St. Paul tells us [2 Tim. 3:12] that anyone desiring to live a holy life in Jesus Christ must expect persecution. God, it is true, will certainly give respite from time to time, but we cannot avoid making many enemies. Satan has many allies in this world: possessed by his spirit, they cannot endure the light of the gospel or allow God to rule over them as one might rule over children. We must therefore defend the cause of the gospel and bear witness to the truth of our Lord Jesus Christ, even if it means unremitting struggle with a large number of people, including those who pretend to be believers and who claim to be of the same religion.
—John Calvin, Sermons on the Beatitudes, transl. Robert White (Edinburgh: Banner of Truth Trust, 2006), 59.

Friday, August 8, 2014

Indiscriminate Peace Not Enough

Let us fight for the cause of righteousness, that is to say, for what is just. It is not enough to make an indiscriminate peace. The basis of peace is the recognition that God rules among men: his rule joins us together so that we serve him with one accord. . . . Indiscriminate peace is different.

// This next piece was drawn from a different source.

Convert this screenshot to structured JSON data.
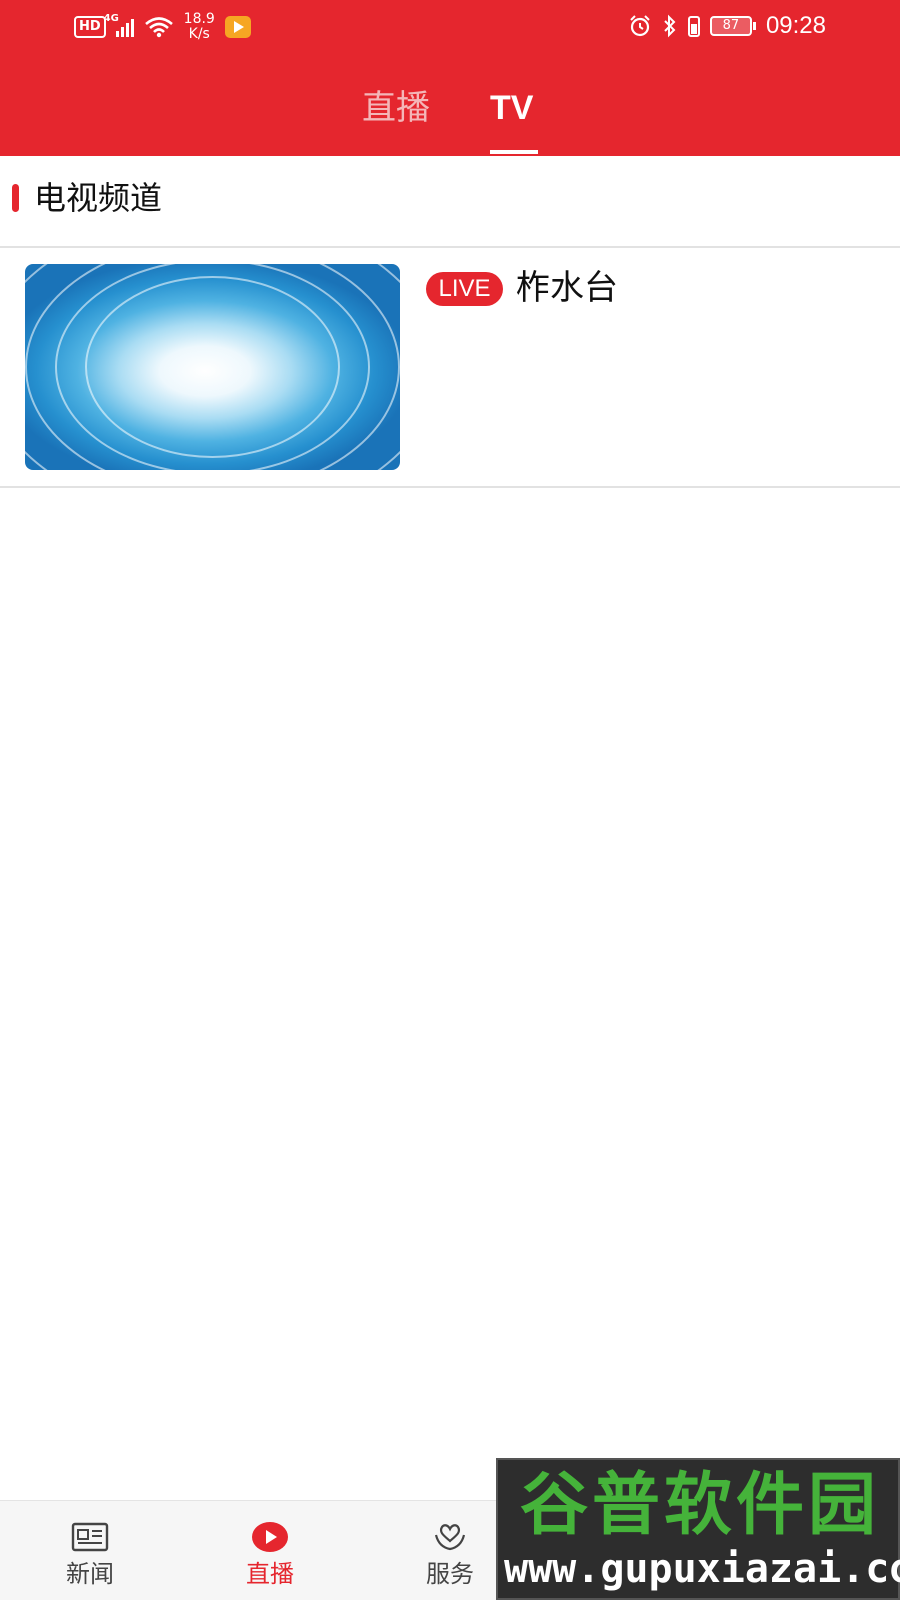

Today, for example, when disputes arise, would-be know-it-alls who bravely play the role of peacemaker rush to reach a settlement—any kind of settlement—without first considering who is right and who is wrong. 'Come on,' they say, 'let's divide down the middle.'
—John Calvin, Sermons on the Beatitudes, transl. Robert White (Edinburgh: Banner of Truth Trust, 2006), 56.

Monday, August 4, 2014

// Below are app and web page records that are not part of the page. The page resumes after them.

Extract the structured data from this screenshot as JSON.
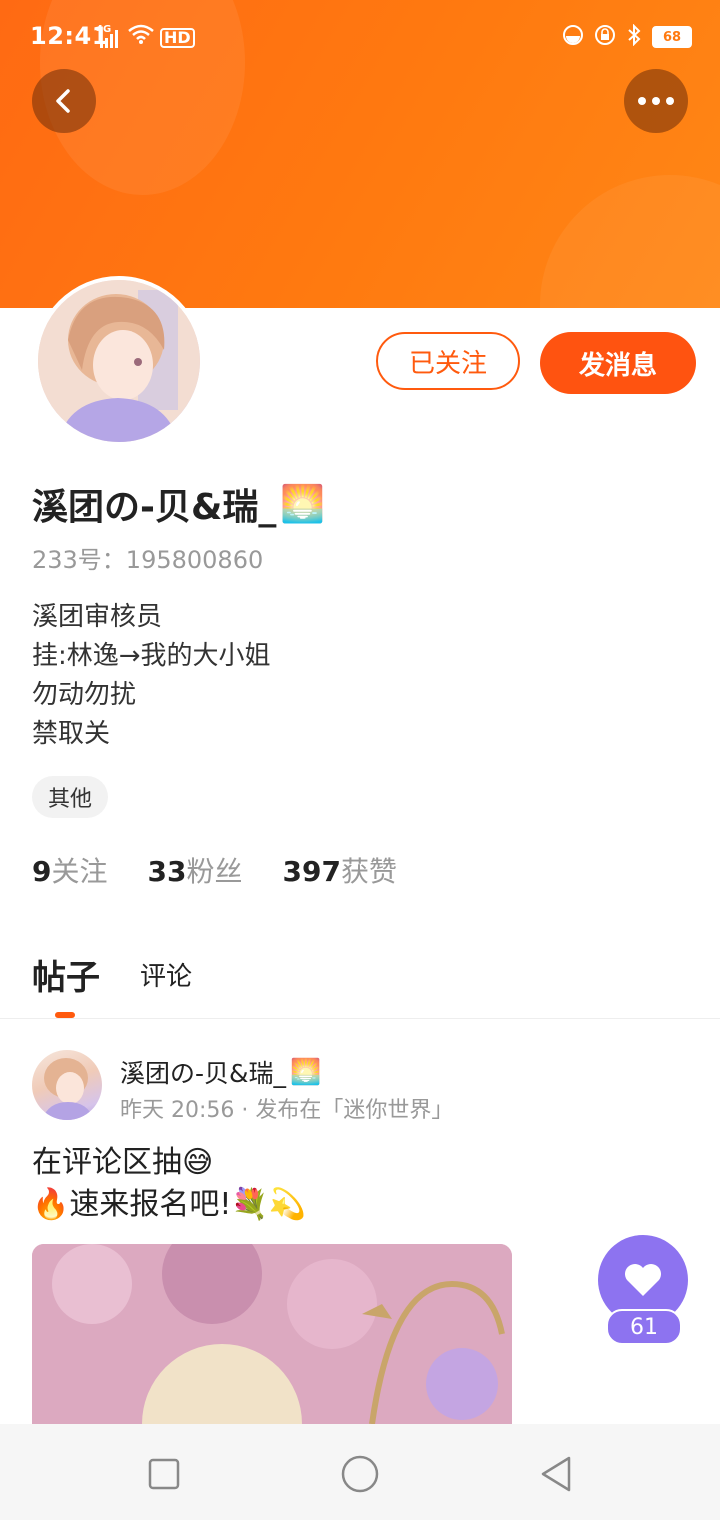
{
  "status_bar": {
    "time": "12:41",
    "network": "4G",
    "hd": "HD",
    "battery": "68",
    "icons": [
      "signal-icon",
      "wifi-icon",
      "hd-icon",
      "mute-icon",
      "lock-icon",
      "bluetooth-icon",
      "battery-icon"
    ]
  },
  "header": {
    "back_icon": "chevron-left-icon",
    "more_icon": "more-dots-icon"
  },
  "profile": {
    "followed_label": "已关注",
    "message_label": "发消息",
    "name": "溪团の-贝&瑞_",
    "name_emoji": "🌅",
    "id_text": "233号：195800860",
    "bio": [
      "溪团审核员",
      "挂:林逸→我的大小姐",
      "勿动勿扰",
      "禁取关"
    ],
    "tag": "其他",
    "stats": [
      {
        "value": "9",
        "label": "关注"
      },
      {
        "value": "33",
        "label": "粉丝"
      },
      {
        "value": "397",
        "label": "获赞"
      }
    ]
  },
  "tabs": {
    "posts": "帖子",
    "comments": "评论",
    "active": "帖子"
  },
  "post": {
    "author": "溪团の-贝&瑞_",
    "author_emoji": "🌅",
    "meta": "昨天 20:56 · 发布在「迷你世界」",
    "line1": "在评论区抽😅",
    "line2": "🔥速来报名吧!💐💫",
    "likes": "61"
  },
  "colors": {
    "accent": "#ff5a0e",
    "banner": "#ff7a10",
    "like": "#8d73f0"
  }
}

Laboring in Love to Keep the Peace

Calvin commenting on what it means to be a "peacemaker" in Matt. 5:9:
Meekness is part of being peaceable. If we are patient, it will not be our fault if we do not live in harmony and peace with other men. Why else do men inflict such suffering on one another, and war among themselves, and fight like cats and dogs, if not because they are impatient? No one can bear to be wronged, and we are so addicted to self-interest that we demand instant satisfaction: if we do not get it, we immediately take off the gloves. Then come recrimination and hostility, which turn to mortal hatred and the wish to kill and murder, with no one being spared. That is how impatience prevents men from living peaceably together; that is why we consciously chafe and fret, and why each of us is a devil to his neighbor. We must learn, then, to cultivate patience, and so to lay aside self-interest and reputation that we readily forgive the wrongs done to us. That, I believe, is how we can be peaceable. 
For the rest, it is not enough for us to avoid giving people cause to injure or trouble us. We must do whatever we can to keep the peace among ourselves. That is what we must do, even if it means suffering loss as a result or surrendering some of our rights. For peace should be so precious to us—God after all commands it—that nothing else should matter to us.
—John Calvin, Sermons on the Beatitudes, transl. Robert White (Edinburgh: Banner of Truth Trust, 2006), 54.

Friday, August 1, 2014

Israel: A People Faithful to YHWH

J. Gordon McConville:
The story of the prophetic books involves re-thinking who 'Israel' is. The prophets sometimes speak of a 'remnant' in order to show how the story of Israel is advancing (Isa. 10:20-23; Jer. 5:10; Joel 2:32 [3:5]). They also sometimes picture reunion of Israel, north and south, in a way that cannot be meant in a plain historical sense (Ezek. 37:15-17). In other words, 'Israel' is redefined in the prophets as a people that remains faithful to Yahweh. That people, however, is still heir to all the ancient promises that first called a people out of Egypt.
—J. Gordon McConville, Exploring the Old Testament: A Guide to the Prophets (Downers Grove: InterVarsity, 2002), xxiv.